When every entry has been read, print each one back exactly.
• • •
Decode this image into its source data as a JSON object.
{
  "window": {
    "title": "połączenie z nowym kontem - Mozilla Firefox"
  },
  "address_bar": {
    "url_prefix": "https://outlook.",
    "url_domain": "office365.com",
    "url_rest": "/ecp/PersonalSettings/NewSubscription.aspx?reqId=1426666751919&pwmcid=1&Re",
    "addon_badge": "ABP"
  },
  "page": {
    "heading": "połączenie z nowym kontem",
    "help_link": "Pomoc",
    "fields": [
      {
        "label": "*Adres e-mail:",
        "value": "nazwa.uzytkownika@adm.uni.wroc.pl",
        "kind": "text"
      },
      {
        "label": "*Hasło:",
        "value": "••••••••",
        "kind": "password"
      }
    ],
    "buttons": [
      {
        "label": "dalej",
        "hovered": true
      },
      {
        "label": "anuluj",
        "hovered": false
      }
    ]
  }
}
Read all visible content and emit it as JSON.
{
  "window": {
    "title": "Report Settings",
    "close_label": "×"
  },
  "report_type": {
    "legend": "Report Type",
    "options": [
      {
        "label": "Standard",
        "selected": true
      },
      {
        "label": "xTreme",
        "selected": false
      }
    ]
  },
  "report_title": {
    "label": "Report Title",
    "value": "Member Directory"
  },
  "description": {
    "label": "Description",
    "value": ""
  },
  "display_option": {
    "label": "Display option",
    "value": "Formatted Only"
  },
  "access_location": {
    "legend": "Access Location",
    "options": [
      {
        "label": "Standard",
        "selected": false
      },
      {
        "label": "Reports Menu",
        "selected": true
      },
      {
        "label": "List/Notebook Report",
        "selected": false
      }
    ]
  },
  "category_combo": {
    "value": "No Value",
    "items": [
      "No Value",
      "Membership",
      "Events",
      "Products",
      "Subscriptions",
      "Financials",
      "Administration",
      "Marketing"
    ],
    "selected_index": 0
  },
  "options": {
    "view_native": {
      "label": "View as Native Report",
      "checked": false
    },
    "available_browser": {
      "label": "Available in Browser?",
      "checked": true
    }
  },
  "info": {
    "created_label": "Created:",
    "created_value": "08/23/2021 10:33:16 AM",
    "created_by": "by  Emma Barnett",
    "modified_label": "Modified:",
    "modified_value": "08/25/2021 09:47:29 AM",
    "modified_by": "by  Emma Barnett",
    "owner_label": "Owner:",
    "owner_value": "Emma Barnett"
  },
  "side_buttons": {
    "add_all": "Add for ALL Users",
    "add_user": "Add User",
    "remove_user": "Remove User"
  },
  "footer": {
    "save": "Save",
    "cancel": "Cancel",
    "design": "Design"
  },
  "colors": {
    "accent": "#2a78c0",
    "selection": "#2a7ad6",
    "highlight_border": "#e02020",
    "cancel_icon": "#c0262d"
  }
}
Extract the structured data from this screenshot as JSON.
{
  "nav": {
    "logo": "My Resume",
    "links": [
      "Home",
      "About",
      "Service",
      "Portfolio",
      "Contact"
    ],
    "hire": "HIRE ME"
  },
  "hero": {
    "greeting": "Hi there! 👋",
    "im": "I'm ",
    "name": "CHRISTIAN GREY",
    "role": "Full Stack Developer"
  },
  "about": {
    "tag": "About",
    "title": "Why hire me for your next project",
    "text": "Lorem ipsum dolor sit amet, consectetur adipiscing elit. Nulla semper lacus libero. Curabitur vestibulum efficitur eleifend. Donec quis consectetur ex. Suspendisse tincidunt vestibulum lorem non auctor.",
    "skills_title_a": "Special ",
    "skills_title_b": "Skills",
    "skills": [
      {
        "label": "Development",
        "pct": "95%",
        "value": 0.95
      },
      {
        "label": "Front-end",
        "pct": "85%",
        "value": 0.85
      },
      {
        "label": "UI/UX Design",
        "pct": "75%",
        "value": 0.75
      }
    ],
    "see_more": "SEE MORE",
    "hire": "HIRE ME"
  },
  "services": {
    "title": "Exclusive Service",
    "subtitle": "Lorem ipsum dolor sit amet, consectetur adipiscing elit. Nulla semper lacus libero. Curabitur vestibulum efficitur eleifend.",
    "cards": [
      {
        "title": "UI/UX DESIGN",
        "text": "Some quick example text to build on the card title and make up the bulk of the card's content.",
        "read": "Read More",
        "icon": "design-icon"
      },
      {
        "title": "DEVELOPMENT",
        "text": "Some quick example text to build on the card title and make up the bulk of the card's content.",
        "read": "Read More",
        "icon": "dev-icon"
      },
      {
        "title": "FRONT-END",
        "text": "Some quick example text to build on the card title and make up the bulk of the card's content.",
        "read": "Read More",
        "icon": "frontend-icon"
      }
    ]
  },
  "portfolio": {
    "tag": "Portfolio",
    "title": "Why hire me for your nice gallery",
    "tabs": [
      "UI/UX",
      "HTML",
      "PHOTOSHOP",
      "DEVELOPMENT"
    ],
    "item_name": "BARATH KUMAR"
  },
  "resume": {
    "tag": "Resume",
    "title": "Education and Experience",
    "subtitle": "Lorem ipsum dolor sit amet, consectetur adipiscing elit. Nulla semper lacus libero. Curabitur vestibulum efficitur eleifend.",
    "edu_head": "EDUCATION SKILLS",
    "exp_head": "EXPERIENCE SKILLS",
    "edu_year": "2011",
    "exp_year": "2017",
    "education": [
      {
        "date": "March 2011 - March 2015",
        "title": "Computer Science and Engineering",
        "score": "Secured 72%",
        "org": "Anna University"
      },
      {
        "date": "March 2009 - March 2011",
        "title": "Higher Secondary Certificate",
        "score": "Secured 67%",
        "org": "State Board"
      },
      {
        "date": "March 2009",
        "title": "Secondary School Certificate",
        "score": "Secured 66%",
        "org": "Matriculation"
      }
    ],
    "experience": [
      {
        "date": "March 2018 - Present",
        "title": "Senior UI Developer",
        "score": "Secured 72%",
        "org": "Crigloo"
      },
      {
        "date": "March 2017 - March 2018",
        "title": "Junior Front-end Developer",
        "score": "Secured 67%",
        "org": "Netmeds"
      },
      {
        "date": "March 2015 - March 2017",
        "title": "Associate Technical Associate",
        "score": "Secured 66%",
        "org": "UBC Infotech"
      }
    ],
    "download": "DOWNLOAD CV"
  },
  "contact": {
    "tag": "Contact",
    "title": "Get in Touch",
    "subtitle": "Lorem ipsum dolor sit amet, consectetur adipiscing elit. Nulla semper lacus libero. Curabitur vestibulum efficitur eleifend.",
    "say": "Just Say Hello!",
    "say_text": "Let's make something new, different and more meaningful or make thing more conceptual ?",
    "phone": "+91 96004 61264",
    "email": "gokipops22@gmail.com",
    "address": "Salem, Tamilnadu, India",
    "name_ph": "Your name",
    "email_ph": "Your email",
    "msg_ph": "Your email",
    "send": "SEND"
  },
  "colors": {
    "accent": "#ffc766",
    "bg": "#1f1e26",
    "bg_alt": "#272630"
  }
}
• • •
Output
Decode this image into its source data as a JSON object.
{
  "window": {
    "title": "połączenie z nowym kontem - Mozilla Firefox"
  },
  "address_bar": {
    "url_prefix": "https://outlook.",
    "url_domain": "office365.com",
    "url_rest": "/ecp/PersonalSettings/NewSubscription.aspx?reqId=1426666751919&pwmcid=1&Re",
    "addon_badge": "ABP"
  },
  "page": {
    "heading": "połączenie z nowym kontem",
    "help_link": "Pomoc",
    "fields": [
      {
        "label": "*Adres e-mail:",
        "value": "nazwa.uzytkownika@adm.uni.wroc.pl",
        "kind": "text"
      },
      {
        "label": "*Hasło:",
        "value": "••••••••",
        "kind": "password"
      }
    ],
    "buttons": [
      {
        "label": "dalej",
        "hovered": true
      },
      {
        "label": "anuluj",
        "hovered": false
      }
    ]
  }
}
Read all visible content and emit it as JSON.
{
  "window": {
    "title": "Report Settings",
    "close_label": "×"
  },
  "report_type": {
    "legend": "Report Type",
    "options": [
      {
        "label": "Standard",
        "selected": true
      },
      {
        "label": "xTreme",
        "selected": false
      }
    ]
  },
  "report_title": {
    "label": "Report Title",
    "value": "Member Directory"
  },
  "description": {
    "label": "Description",
    "value": ""
  },
  "display_option": {
    "label": "Display option",
    "value": "Formatted Only"
  },
  "access_location": {
    "legend": "Access Location",
    "options": [
      {
        "label": "Standard",
        "selected": false
      },
      {
        "label": "Reports Menu",
        "selected": true
      },
      {
        "label": "List/Notebook Report",
        "selected": false
      }
    ]
  },
  "category_combo": {
    "value": "No Value",
    "items": [
      "No Value",
      "Membership",
      "Events",
      "Products",
      "Subscriptions",
      "Financials",
      "Administration",
      "Marketing"
    ],
    "selected_index": 0
  },
  "options": {
    "view_native": {
      "label": "View as Native Report",
      "checked": false
    },
    "available_browser": {
      "label": "Available in Browser?",
      "checked": true
    }
  },
  "info": {
    "created_label": "Created:",
    "created_value": "08/23/2021 10:33:16 AM",
    "created_by": "by  Emma Barnett",
    "modified_label": "Modified:",
    "modified_value": "08/25/2021 09:47:29 AM",
    "modified_by": "by  Emma Barnett",
    "owner_label": "Owner:",
    "owner_value": "Emma Barnett"
  },
  "side_buttons": {
    "add_all": "Add for ALL Users",
    "add_user": "Add User",
    "remove_user": "Remove User"
  },
  "footer": {
    "save": "Save",
    "cancel": "Cancel",
    "design": "Design"
  },
  "colors": {
    "accent": "#2a78c0",
    "selection": "#2a7ad6",
    "highlight_border": "#e02020",
    "cancel_icon": "#c0262d"
  }
}
Extract the structured data from this screenshot as JSON.
{
  "nav": {
    "logo": "My Resume",
    "links": [
      "Home",
      "About",
      "Service",
      "Portfolio",
      "Contact"
    ],
    "hire": "HIRE ME"
  },
  "hero": {
    "greeting": "Hi there! 👋",
    "im": "I'm ",
    "name": "CHRISTIAN GREY",
    "role": "Full Stack Developer"
  },
  "about": {
    "tag": "About",
    "title": "Why hire me for your next project",
    "text": "Lorem ipsum dolor sit amet, consectetur adipiscing elit. Nulla semper lacus libero. Curabitur vestibulum efficitur eleifend. Donec quis consectetur ex. Suspendisse tincidunt vestibulum lorem non auctor.",
    "skills_title_a": "Special ",
    "skills_title_b": "Skills",
    "skills": [
      {
        "label": "Development",
        "pct": "95%",
        "value": 0.95
      },
      {
        "label": "Front-end",
        "pct": "85%",
        "value": 0.85
      },
      {
        "label": "UI/UX Design",
        "pct": "75%",
        "value": 0.75
      }
    ],
    "see_more": "SEE MORE",
    "hire": "HIRE ME"
  },
  "services": {
    "title": "Exclusive Service",
    "subtitle": "Lorem ipsum dolor sit amet, consectetur adipiscing elit. Nulla semper lacus libero. Curabitur vestibulum efficitur eleifend.",
    "cards": [
      {
        "title": "UI/UX DESIGN",
        "text": "Some quick example text to build on the card title and make up the bulk of the card's content.",
        "read": "Read More",
        "icon": "design-icon"
      },
      {
        "title": "DEVELOPMENT",
        "text": "Some quick example text to build on the card title and make up the bulk of the card's content.",
        "read": "Read More",
        "icon": "dev-icon"
      },
      {
        "title": "FRONT-END",
        "text": "Some quick example text to build on the card title and make up the bulk of the card's content.",
        "read": "Read More",
        "icon": "frontend-icon"
      }
    ]
  },
  "portfolio": {
    "tag": "Portfolio",
    "title": "Why hire me for your nice gallery",
    "tabs": [
      "UI/UX",
      "HTML",
      "PHOTOSHOP",
      "DEVELOPMENT"
    ],
    "item_name": "BARATH KUMAR"
  },
  "resume": {
    "tag": "Resume",
    "title": "Education and Experience",
    "subtitle": "Lorem ipsum dolor sit amet, consectetur adipiscing elit. Nulla semper lacus libero. Curabitur vestibulum efficitur eleifend.",
    "edu_head": "EDUCATION SKILLS",
    "exp_head": "EXPERIENCE SKILLS",
    "edu_year": "2011",
    "exp_year": "2017",
    "education": [
      {
        "date": "March 2011 - March 2015",
        "title": "Computer Science and Engineering",
        "score": "Secured 72%",
        "org": "Anna University"
      },
      {
        "date": "March 2009 - March 2011",
        "title": "Higher Secondary Certificate",
        "score": "Secured 67%",
        "org": "State Board"
      },
      {
        "date": "March 2009",
        "title": "Secondary School Certificate",
        "score": "Secured 66%",
        "org": "Matriculation"
      }
    ],
    "experience": [
      {
        "date": "March 2018 - Present",
        "title": "Senior UI Developer",
        "score": "Secured 72%",
        "org": "Crigloo"
      },
      {
        "date": "March 2017 - March 2018",
        "title": "Junior Front-end Developer",
        "score": "Secured 67%",
        "org": "Netmeds"
      },
      {
        "date": "March 2015 - March 2017",
        "title": "Associate Technical Associate",
        "score": "Secured 66%",
        "org": "UBC Infotech"
      }
    ],
    "download": "DOWNLOAD CV"
  },
  "contact": {
    "tag": "Contact",
    "title": "Get in Touch",
    "subtitle": "Lorem ipsum dolor sit amet, consectetur adipiscing elit. Nulla semper lacus libero. Curabitur vestibulum efficitur eleifend.",
    "say": "Just Say Hello!",
    "say_text": "Let's make something new, different and more meaningful or make thing more conceptual ?",
    "phone": "+91 96004 61264",
    "email": "gokipops22@gmail.com",
    "address": "Salem, Tamilnadu, India",
    "name_ph": "Your name",
    "email_ph": "Your email",
    "msg_ph": "Your email",
    "send": "SEND"
  },
  "colors": {
    "accent": "#ffc766",
    "bg": "#1f1e26",
    "bg_alt": "#272630"
  }
}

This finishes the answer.